Apps Created for Android, iPhone May Top One Million
By John P. Mello Jr.
A milestone was hit today in the market for smartphone apps. There may be a million of them out there.
If all the mobile applications ever created for the Android and iOS operating systems are tallied, they exceed that magical number, according to the app counters at Appsfire.
Unsurprisingly, only about 800,000, or 80 percent, of those apps are still active, Appsfire estimated. However, predicted that the combined total for active apps will break one million sometime in December.
Appsfire also noted that iOS apps hold a slight edge over Android apps, 52 percent to 48 percent. That gap will narrow as active apps approach the one million mark, with the split being closer to 50-50.
However, a survey of websites of other app counters didn’t yield numbers as high as Appsfire’s. That may be because Appsfire included apps found outside the Android market and global app numbers in its tally. The 148Apps.biz site, for example, pegged the total number of apps ever seen in Apple’s U.S. App Store to be 593,492, while AppBrain pinned the current total of Android apps in the market at 282,830.
Apps in the Android marketplace can fluctuate, especially toward the end of a quarter, explained AppBrain. That’s when Google typically prunes the marketplace of dubious apps at that time, it said.
The Apps We Really Use
While raw app numbers can be impressive–and boost the credibility of the catch phrase “there’s an app for that”–the fact is that the number of bread-and-butter apps in an app store is in the ballpark of about two-dozen. For example, pollster Nielsen found that Android users spent 43 percent of their time with the top 10 apps in that market. Furthermore, they spent 61 percent of their time with the top 50 apps, Nielsen noted.
So if only a few number of apps are actually used by users, why all the posturing about “my store has more apps than your store?” From a marketing point of view, “more” is almost as attractive as “new” to technology consumers–even if the more is more of the same. For example, PCWorld’s app expert, Armando Rodriguez, says that more than 900 Solitaire game apps have been written for the iPhone and 1200 for Android.

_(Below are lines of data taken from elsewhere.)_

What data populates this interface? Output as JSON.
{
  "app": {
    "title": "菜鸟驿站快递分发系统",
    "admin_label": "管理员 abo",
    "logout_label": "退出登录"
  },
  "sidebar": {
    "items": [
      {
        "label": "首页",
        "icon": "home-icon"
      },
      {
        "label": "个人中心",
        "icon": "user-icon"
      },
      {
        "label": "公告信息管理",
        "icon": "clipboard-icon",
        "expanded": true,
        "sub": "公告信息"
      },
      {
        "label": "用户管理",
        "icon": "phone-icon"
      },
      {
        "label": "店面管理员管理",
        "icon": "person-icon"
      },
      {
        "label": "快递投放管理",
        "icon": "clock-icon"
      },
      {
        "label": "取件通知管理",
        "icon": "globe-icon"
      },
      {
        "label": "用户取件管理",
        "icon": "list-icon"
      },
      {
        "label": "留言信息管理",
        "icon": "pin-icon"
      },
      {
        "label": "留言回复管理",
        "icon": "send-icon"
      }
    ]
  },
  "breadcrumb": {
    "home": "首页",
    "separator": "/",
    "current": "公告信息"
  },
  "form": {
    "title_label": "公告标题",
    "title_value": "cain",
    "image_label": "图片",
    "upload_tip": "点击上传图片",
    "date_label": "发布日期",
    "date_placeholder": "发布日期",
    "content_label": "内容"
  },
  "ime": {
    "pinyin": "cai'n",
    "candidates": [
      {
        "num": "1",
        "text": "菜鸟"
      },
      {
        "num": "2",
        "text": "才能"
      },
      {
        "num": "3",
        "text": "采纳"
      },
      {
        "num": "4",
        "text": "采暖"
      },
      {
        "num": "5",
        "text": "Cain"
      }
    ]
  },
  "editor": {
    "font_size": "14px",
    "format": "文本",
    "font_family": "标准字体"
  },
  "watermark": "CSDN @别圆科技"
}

“If you were to remove all the copycat apps, you would probably end up with around the same number of apps currently available on Windows Phone 7 (30,000), which is a huge difference in terms of app variety,” Rodriguez observed. “That’s not to say that the WP7 platform doesn’t suffer from duplicates. It does–just not on the same scale as Android and iOS.”
While a million apps is quite an achievement, it may reveal more about repackaging ideas than innovation in the apps market.